Three of the others arrested on 19 March were military intelligence officers. One of them, Lyubomir Medarov, who served earlier as a diplomat as well as a military intelligence officer, had until now been in charge of the Bulgarian parliament’s office of classified communications and information. The Bulgarian authorities have not yet given a full catalog of the information allegedly handed over by Medarov, but it is clear on the surveillance tapes that he was responsible for acquiring extremely sensitive material not only about Bulgaria’s national security policies but also about the country’s connections with NATO, including the U.S. military forces who operate at a military training ground in Novo Selo in eastern Bulgaria. The tapes also indicate that Medarov and another military intelligence officer, Dimitar Ulakhov, who was also arrested on 19 March, were perfectly willing to turn over as much of this information as possible to the SVR in return for payment.
If the Bulgarian government pursues only a lackadaisical investigation and doles out only minor disciplinary measures, NATO will have to reassess Bulgaria’s long-term role in the alliance.
The full extent of the damage caused by another of the alleged spies, Colonel Petar Petrov, who had broad responsibility for budgeting and programs at the Ministry of Defense, also is not yet possible to gauge. Petrov had access to the most highly classified documents and cable traffic, including sensitive items from NATO’s newly established Maritime Coordination Center in Varna on Bulgaria’s Black Sea coast, and Bulgarian counterintelligence officers reportedly believe that a great deal of this information has been compromised.
During the Communist era, Bulgaria was a staunchly loyal Warsaw Pact ally of the Soviet Union. The vestiges of the Communist era only gradually dissipated in Bulgaria after the long-time ruler, Todor Zhivkov, was ousted in 1989. Even after Bulgaria became a member of NATO in 2004 and a member of the European Union in 2007, the country remained in an odd position. Bulgaria relies on Russia for nearly 100 percent of its energy imports. When Western oil companies informed the Bulgarian government fifteen years ago that sizable energy reserves in Bulgaria could be extracted through hydraulic fracturing (fracking), the Russian authorities created and funded an anti-fracking protest movement in Bulgaria. Unfortunately, the Bulgarian parliament succumbed to the demands of this phony protest movement and banned all fracking, leaving the country almost entirely dependent on Russia for energy.

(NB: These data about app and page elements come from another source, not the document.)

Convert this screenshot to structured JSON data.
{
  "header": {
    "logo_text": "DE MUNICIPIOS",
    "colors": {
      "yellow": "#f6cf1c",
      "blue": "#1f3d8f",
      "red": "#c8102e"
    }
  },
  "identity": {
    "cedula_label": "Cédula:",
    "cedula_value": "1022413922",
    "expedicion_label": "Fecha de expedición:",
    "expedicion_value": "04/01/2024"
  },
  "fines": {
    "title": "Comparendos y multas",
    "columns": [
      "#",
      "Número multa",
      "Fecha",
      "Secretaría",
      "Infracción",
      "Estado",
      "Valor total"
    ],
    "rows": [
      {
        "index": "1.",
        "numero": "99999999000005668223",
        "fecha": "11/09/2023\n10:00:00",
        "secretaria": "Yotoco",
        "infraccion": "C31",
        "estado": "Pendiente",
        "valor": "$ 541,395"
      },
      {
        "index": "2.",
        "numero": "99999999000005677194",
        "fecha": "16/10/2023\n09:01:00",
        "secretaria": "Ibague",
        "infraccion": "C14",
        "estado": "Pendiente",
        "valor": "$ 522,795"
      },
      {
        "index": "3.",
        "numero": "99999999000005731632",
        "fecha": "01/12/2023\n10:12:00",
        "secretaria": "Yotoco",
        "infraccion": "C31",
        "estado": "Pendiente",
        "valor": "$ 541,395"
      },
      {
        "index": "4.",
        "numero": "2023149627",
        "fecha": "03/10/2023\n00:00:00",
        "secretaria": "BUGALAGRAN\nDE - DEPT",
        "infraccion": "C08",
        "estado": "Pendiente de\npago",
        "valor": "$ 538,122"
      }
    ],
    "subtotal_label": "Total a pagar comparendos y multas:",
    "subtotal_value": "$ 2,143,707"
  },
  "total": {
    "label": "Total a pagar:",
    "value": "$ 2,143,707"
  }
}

Such heavy dependence on Russian energy supplies would be risky in itself, but the latest revelations about the penetration of Bulgaria’s national security bodies are much more troubling. Bulgaria’s allies in NATO will certainly be pressing for a full accounting. Although U.S. officials may be wary of disclosing too much of what they themselves have been able to find out from various sources, they should err on the side of providing whatever information is needed to help the Bulgarian government uproot the Russian spy networks that see Bulgaria as a weak link in NATO. If the Bulgarian government pursues only a lackadaisical investigation and doles out only minor disciplinary measures, NATO will have to reassess Bulgaria’s long-term role in the alliance.